BEGIN Extracted data

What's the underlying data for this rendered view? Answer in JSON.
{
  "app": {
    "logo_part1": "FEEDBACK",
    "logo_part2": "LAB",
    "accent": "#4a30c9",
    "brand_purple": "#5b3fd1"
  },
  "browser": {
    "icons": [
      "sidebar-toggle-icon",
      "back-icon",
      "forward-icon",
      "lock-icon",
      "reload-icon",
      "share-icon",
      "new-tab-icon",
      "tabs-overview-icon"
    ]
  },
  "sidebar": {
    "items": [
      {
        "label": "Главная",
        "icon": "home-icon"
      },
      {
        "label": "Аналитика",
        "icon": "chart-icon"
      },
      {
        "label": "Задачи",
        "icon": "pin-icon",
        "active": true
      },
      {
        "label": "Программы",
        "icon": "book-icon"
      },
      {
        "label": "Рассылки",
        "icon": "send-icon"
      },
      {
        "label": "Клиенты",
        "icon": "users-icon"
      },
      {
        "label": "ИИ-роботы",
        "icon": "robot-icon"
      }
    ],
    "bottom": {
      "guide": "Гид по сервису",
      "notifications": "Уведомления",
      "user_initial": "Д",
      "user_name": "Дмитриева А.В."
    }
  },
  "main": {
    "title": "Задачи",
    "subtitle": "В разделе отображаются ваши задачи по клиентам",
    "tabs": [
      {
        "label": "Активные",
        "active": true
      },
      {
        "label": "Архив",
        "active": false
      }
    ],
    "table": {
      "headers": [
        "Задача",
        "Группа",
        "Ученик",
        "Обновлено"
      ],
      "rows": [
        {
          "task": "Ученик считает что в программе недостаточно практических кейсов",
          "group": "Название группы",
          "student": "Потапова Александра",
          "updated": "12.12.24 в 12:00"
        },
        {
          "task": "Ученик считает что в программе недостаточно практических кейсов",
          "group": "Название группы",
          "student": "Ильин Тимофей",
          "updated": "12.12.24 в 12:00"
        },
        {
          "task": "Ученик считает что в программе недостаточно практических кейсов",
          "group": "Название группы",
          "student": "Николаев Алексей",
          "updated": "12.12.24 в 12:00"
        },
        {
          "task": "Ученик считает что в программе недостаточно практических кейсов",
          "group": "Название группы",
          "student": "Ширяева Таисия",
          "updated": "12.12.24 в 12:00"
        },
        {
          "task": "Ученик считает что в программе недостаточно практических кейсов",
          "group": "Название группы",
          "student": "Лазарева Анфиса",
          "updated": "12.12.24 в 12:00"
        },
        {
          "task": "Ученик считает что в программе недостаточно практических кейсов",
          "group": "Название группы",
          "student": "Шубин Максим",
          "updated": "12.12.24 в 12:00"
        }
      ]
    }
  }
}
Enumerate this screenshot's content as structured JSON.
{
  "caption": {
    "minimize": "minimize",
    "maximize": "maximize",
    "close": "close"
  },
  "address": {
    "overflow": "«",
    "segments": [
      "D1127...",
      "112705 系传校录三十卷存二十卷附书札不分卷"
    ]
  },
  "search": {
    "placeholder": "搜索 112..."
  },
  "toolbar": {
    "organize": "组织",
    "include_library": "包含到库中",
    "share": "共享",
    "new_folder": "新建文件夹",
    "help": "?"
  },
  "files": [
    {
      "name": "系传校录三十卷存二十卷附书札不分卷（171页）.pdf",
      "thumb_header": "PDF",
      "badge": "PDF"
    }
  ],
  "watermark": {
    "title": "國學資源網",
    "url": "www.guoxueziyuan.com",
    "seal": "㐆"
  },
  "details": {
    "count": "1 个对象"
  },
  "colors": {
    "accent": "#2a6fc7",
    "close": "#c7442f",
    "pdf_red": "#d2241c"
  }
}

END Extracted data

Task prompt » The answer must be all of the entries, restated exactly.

Written answer »
What's the underlying data for this rendered view? Answer in JSON.
{
  "app": {
    "logo_part1": "FEEDBACK",
    "logo_part2": "LAB",
    "accent": "#4a30c9",
    "brand_purple": "#5b3fd1"
  },
  "browser": {
    "icons": [
      "sidebar-toggle-icon",
      "back-icon",
      "forward-icon",
      "lock-icon",
      "reload-icon",
      "share-icon",
      "new-tab-icon",
      "tabs-overview-icon"
    ]
  },
  "sidebar": {
    "items": [
      {
        "label": "Главная",
        "icon": "home-icon"
      },
      {
        "label": "Аналитика",
        "icon": "chart-icon"
      },
      {
        "label": "Задачи",
        "icon": "pin-icon",
        "active": true
      },
      {
        "label": "Программы",
        "icon": "book-icon"
      },
      {
        "label": "Рассылки",
        "icon": "send-icon"
      },
      {
        "label": "Клиенты",
        "icon": "users-icon"
      },
      {
        "label": "ИИ-роботы",
        "icon": "robot-icon"
      }
    ],
    "bottom": {
      "guide": "Гид по сервису",
      "notifications": "Уведомления",
      "user_initial": "Д",
      "user_name": "Дмитриева А.В."
    }
  },
  "main": {
    "title": "Задачи",
    "subtitle": "В разделе отображаются ваши задачи по клиентам",
    "tabs": [
      {
        "label": "Активные",
        "active": true
      },
      {
        "label": "Архив",
        "active": false
      }
    ],
    "table": {
      "headers": [
        "Задача",
        "Группа",
        "Ученик",
        "Обновлено"
      ],
      "rows": [
        {
          "task": "Ученик считает что в программе недостаточно практических кейсов",
          "group": "Название группы",
          "student": "Потапова Александра",
          "updated": "12.12.24 в 12:00"
        },
        {
          "task": "Ученик считает что в программе недостаточно практических кейсов",
          "group": "Название группы",
          "student": "Ильин Тимофей",
          "updated": "12.12.24 в 12:00"
        },
        {
          "task": "Ученик считает что в программе недостаточно практических кейсов",
          "group": "Название группы",
          "student": "Николаев Алексей",
          "updated": "12.12.24 в 12:00"
        },
        {
          "task": "Ученик считает что в программе недостаточно практических кейсов",
          "group": "Название группы",
          "student": "Ширяева Таисия",
          "updated": "12.12.24 в 12:00"
        },
        {
          "task": "Ученик считает что в программе недостаточно практических кейсов",
          "group": "Название группы",
          "student": "Лазарева Анфиса",
          "updated": "12.12.24 в 12:00"
        },
        {
          "task": "Ученик считает что в программе недостаточно практических кейсов",
          "group": "Название группы",
          "student": "Шубин Максим",
          "updated": "12.12.24 в 12:00"
        }
      ]
    }
  }
}
Enumerate this screenshot's content as structured JSON.
{
  "caption": {
    "minimize": "minimize",
    "maximize": "maximize",
    "close": "close"
  },
  "address": {
    "overflow": "«",
    "segments": [
      "D1127...",
      "112705 系传校录三十卷存二十卷附书札不分卷"
    ]
  },
  "search": {
    "placeholder": "搜索 112..."
  },
  "toolbar": {
    "organize": "组织",
    "include_library": "包含到库中",
    "share": "共享",
    "new_folder": "新建文件夹",
    "help": "?"
  },
  "files": [
    {
      "name": "系传校录三十卷存二十卷附书札不分卷（171页）.pdf",
      "thumb_header": "PDF",
      "badge": "PDF"
    }
  ],
  "watermark": {
    "title": "國學資源網",
    "url": "www.guoxueziyuan.com",
    "seal": "㐆"
  },
  "details": {
    "count": "1 个对象"
  },
  "colors": {
    "accent": "#2a6fc7",
    "close": "#c7442f",
    "pdf_red": "#d2241c"
  }
}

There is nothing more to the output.